┌─ ENTRIES SUPPLIED
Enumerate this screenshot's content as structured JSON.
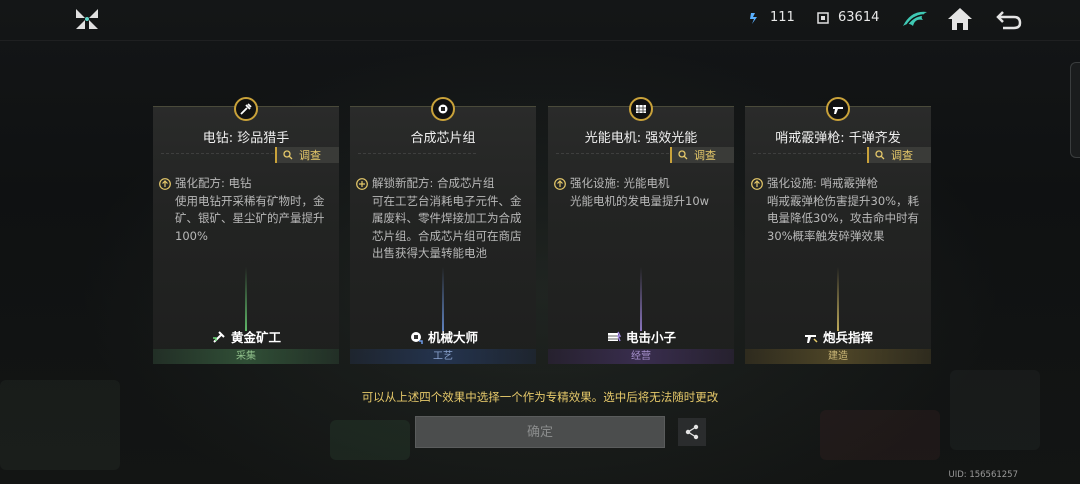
{
  "topbar": {
    "energy": "111",
    "chips": "63614",
    "icons": [
      "app-logo-icon",
      "energy-icon",
      "chip-icon",
      "wing-icon",
      "home-icon",
      "back-icon"
    ]
  },
  "cards": [
    {
      "title": "电钻: 珍品猎手",
      "investigate": "调查",
      "desc_head": "强化配方: 电钻",
      "desc_body": "使用电钻开采稀有矿物时，金矿、银矿、星尘矿的产量提升100%",
      "role": "黄金矿工",
      "category": "采集",
      "accent": "#6fdc7a"
    },
    {
      "title": "合成芯片组",
      "investigate": "调查",
      "desc_head": "解锁新配方: 合成芯片组",
      "desc_body": "可在工艺台消耗电子元件、金属废料、零件焊接加工为合成芯片组。合成芯片组可在商店出售获得大量转能电池",
      "role": "机械大师",
      "category": "工艺",
      "accent": "#6f9ae6"
    },
    {
      "title": "光能电机: 强效光能",
      "investigate": "调查",
      "desc_head": "强化设施: 光能电机",
      "desc_body": "光能电机的发电量提升10w",
      "role": "电击小子",
      "category": "经营",
      "accent": "#a58ae6"
    },
    {
      "title": "哨戒霰弹枪: 千弹齐发",
      "investigate": "调查",
      "desc_head": "强化设施: 哨戒霰弹枪",
      "desc_body": "哨戒霰弹枪伤害提升30%，耗电量降低30%，攻击命中时有30%概率触发碎弹效果",
      "role": "炮兵指挥",
      "category": "建造",
      "accent": "#e6cc6a"
    }
  ],
  "notice": "可以从上述四个效果中选择一个作为专精效果。选中后将无法随时更改",
  "confirm_label": "确定",
  "uid": "UID: 156561257",
  "colors": {
    "gold": "#c9a23a",
    "text_gold": "#e6c96a"
  }
}
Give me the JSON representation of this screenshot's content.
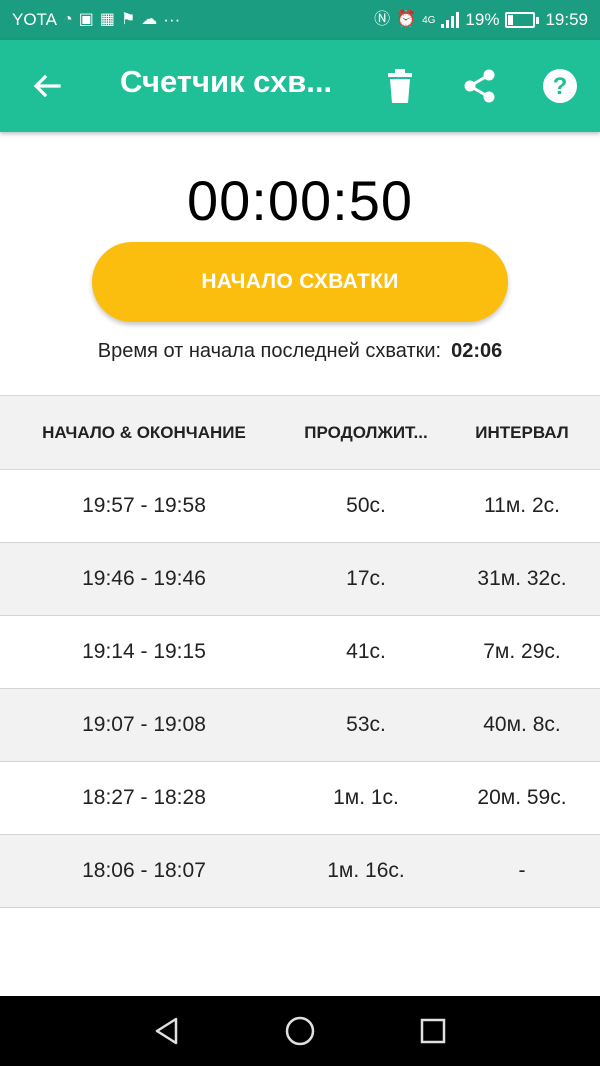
{
  "status_bar": {
    "carrier": "YOTA",
    "dots": "···",
    "network": "4G",
    "battery_percent": "19%",
    "time": "19:59"
  },
  "app_bar": {
    "title": "Счетчик схв...",
    "icons": [
      "back-arrow-icon",
      "trash-icon",
      "share-icon",
      "help-icon"
    ]
  },
  "timer": "00:00:50",
  "start_button": "НАЧАЛО СХВАТКИ",
  "since_last": {
    "label": "Время от начала последней схватки:",
    "value": "02:06"
  },
  "table": {
    "headers": [
      "НАЧАЛО & ОКОНЧАНИЕ",
      "ПРОДОЛЖИТ...",
      "ИНТЕРВАЛ"
    ],
    "rows": [
      {
        "range": "19:57 - 19:58",
        "duration": "50с.",
        "interval": "11м. 2с."
      },
      {
        "range": "19:46 - 19:46",
        "duration": "17с.",
        "interval": "31м. 32с."
      },
      {
        "range": "19:14 - 19:15",
        "duration": "41с.",
        "interval": "7м. 29с."
      },
      {
        "range": "19:07 - 19:08",
        "duration": "53с.",
        "interval": "40м. 8с."
      },
      {
        "range": "18:27 - 18:28",
        "duration": "1м. 1с.",
        "interval": "20м. 59с."
      },
      {
        "range": "18:06 - 18:07",
        "duration": "1м. 16с.",
        "interval": "-"
      }
    ]
  },
  "colors": {
    "status_bar": "#1a9d80",
    "app_bar": "#1fbf97",
    "accent_button": "#fbbe0f",
    "row_alt": "#f2f2f2"
  },
  "nav_bar": {
    "icons": [
      "back-triangle-icon",
      "home-circle-icon",
      "recents-square-icon"
    ]
  }
}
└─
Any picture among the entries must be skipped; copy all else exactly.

Enumerate this screenshot's content as structured JSON.
{
  "topbar": {
    "energy": "111",
    "chips": "63614",
    "icons": [
      "app-logo-icon",
      "energy-icon",
      "chip-icon",
      "wing-icon",
      "home-icon",
      "back-icon"
    ]
  },
  "cards": [
    {
      "title": "电钻: 珍品猎手",
      "investigate": "调查",
      "desc_head": "强化配方: 电钻",
      "desc_body": "使用电钻开采稀有矿物时，金矿、银矿、星尘矿的产量提升100%",
      "role": "黄金矿工",
      "category": "采集",
      "accent": "#6fdc7a"
    },
    {
      "title": "合成芯片组",
      "investigate": "调查",
      "desc_head": "解锁新配方: 合成芯片组",
      "desc_body": "可在工艺台消耗电子元件、金属废料、零件焊接加工为合成芯片组。合成芯片组可在商店出售获得大量转能电池",
      "role": "机械大师",
      "category": "工艺",
      "accent": "#6f9ae6"
    },
    {
      "title": "光能电机: 强效光能",
      "investigate": "调查",
      "desc_head": "强化设施: 光能电机",
      "desc_body": "光能电机的发电量提升10w",
      "role": "电击小子",
      "category": "经营",
      "accent": "#a58ae6"
    },
    {
      "title": "哨戒霰弹枪: 千弹齐发",
      "investigate": "调查",
      "desc_head": "强化设施: 哨戒霰弹枪",
      "desc_body": "哨戒霰弹枪伤害提升30%，耗电量降低30%，攻击命中时有30%概率触发碎弹效果",
      "role": "炮兵指挥",
      "category": "建造",
      "accent": "#e6cc6a"
    }
  ],
  "notice": "可以从上述四个效果中选择一个作为专精效果。选中后将无法随时更改",
  "confirm_label": "确定",
  "uid": "UID: 156561257",
  "colors": {
    "gold": "#c9a23a",
    "text_gold": "#e6c96a"
  }
}
Give me the JSON representation of this screenshot's content.
{
  "status_bar": {
    "carrier": "YOTA",
    "dots": "···",
    "network": "4G",
    "battery_percent": "19%",
    "time": "19:59"
  },
  "app_bar": {
    "title": "Счетчик схв...",
    "icons": [
      "back-arrow-icon",
      "trash-icon",
      "share-icon",
      "help-icon"
    ]
  },
  "timer": "00:00:50",
  "start_button": "НАЧАЛО СХВАТКИ",
  "since_last": {
    "label": "Время от начала последней схватки:",
    "value": "02:06"
  },
  "table": {
    "headers": [
      "НАЧАЛО & ОКОНЧАНИЕ",
      "ПРОДОЛЖИТ...",
      "ИНТЕРВАЛ"
    ],
    "rows": [
      {
        "range": "19:57 - 19:58",
        "duration": "50с.",
        "interval": "11м. 2с."
      },
      {
        "range": "19:46 - 19:46",
        "duration": "17с.",
        "interval": "31м. 32с."
      },
      {
        "range": "19:14 - 19:15",
        "duration": "41с.",
        "interval": "7м. 29с."
      },
      {
        "range": "19:07 - 19:08",
        "duration": "53с.",
        "interval": "40м. 8с."
      },
      {
        "range": "18:27 - 18:28",
        "duration": "1м. 1с.",
        "interval": "20м. 59с."
      },
      {
        "range": "18:06 - 18:07",
        "duration": "1м. 16с.",
        "interval": "-"
      }
    ]
  },
  "colors": {
    "status_bar": "#1a9d80",
    "app_bar": "#1fbf97",
    "accent_button": "#fbbe0f",
    "row_alt": "#f2f2f2"
  },
  "nav_bar": {
    "icons": [
      "back-triangle-icon",
      "home-circle-icon",
      "recents-square-icon"
    ]
  }
}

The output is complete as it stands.